The recipe is adapted from Aaron Sanchez in the Food Network magazine. He provided his own recipe for the meatballs (the albondigas), but I used my own from the Sopa de Albondigas recipe. The only change I would make is replacing the rice in those meatballs with an equivalent amount of breadcrumbs, corn flour, or a mixture of the two. Bake the meatballs according to the recipe, then boil them for a further 10 minutes to fully cook them. You can make the albondigas while the sauce simmers.

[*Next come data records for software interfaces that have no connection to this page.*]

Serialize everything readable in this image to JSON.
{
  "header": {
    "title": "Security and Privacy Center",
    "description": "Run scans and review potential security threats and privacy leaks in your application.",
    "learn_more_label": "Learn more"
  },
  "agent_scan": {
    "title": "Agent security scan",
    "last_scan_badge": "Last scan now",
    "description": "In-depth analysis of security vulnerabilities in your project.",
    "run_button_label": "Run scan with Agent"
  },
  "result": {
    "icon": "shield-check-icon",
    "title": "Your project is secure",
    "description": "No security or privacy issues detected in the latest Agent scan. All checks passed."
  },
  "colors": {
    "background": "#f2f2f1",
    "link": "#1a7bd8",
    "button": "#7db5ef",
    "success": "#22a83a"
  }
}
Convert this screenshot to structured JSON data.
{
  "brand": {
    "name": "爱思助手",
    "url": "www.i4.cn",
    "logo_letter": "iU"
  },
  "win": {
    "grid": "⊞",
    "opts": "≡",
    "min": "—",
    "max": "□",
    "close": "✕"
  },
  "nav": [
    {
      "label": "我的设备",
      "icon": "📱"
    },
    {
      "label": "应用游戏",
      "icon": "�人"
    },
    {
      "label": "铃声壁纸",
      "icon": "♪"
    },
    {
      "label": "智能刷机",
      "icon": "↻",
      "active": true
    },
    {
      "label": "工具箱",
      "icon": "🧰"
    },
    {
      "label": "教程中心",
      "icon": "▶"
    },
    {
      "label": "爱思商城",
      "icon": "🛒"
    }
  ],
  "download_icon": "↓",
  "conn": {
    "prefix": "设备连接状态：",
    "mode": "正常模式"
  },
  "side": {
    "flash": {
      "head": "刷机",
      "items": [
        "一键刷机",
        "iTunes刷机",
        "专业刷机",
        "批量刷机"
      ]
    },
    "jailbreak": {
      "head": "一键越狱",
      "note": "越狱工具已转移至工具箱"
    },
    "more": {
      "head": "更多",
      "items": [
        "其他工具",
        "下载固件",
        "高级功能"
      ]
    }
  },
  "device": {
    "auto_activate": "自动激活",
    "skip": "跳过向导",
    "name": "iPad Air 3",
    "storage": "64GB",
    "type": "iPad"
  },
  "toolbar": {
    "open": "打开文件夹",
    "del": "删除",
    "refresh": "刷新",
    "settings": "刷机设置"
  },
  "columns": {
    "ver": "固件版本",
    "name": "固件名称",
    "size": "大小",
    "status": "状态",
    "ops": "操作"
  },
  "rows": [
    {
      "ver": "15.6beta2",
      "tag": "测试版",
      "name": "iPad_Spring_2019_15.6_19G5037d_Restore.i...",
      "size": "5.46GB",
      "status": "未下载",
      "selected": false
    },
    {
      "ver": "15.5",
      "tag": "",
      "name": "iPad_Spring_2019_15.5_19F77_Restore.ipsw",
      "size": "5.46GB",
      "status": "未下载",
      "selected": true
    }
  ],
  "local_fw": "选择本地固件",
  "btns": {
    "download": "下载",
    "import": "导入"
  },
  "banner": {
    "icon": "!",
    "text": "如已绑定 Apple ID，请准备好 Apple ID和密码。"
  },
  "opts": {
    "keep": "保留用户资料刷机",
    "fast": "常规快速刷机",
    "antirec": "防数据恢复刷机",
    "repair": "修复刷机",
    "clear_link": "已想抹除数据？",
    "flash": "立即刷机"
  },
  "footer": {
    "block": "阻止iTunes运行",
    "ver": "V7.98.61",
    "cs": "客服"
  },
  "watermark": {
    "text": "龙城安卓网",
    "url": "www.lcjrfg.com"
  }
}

Serve in warmed flour tortillas with crumbled queso fresco cheese and chopped cilantro (fresh coriander).
1 head of garlic
2 small/1 large plum tomato
1 Tbsp. olive oil
1/2 medium onion, quartered
1 Tbsp. chopped canned chipotles in adobo sauce, or substitute 1 Tbsp. chipotle salsa
1 Tbsp. shortening
1 cup chicken stock
2 Tbsp. cold unsalted butter, cut into pieces
1 tsp. adobo seasoning
Freshly ground pepper
Position racks in the upper and lower thirds of the oven and heat to 450F/230C degrees. Cut off the top of the head of garlic, then wrap in foil. Toss the tomatoes on a rimmed baking sheet, drizzled with 1/2 Tbsp. oil and a pinch of salt. Toss the onion with the remaining olive oil on another baking sheet.
Roast the garlic, tomatoes, and onions, switching the pans halfway through, until the vegetables have softened and are browned in spots, about 45 minutes. (Remove any vegetables early if they’re getting too charred.)
Have a food processor ready. When the vegetables are done, squeeze the garlic cloves out of their skins. Put half of them in the food processor, save two cloves for the albondigas, and save the rest for another use. Add the tomatoes, onion, and chipotles (or chipotle salsa) and puree, scraping down the sides as needed.
Reduce the oven temperature to 400F/200C degrees for the albondigas.
Melt the shortening in a medium saucepan over medium-high heat. Add the roasted vegetable puree and cook until reduced by half, about 8-10 minutes. Pour in the stock, reduce heat to medium, and cook until slightly thickened, about 10 minutes. Add the butter and stir until melted, then add the adobo with salt and pepper. Lower the heat and keep warm while making the meatballs.
Serve with meatballs in slightly warmed flour tortillas, topped with the crumbled queso fresco and chopped cilantro.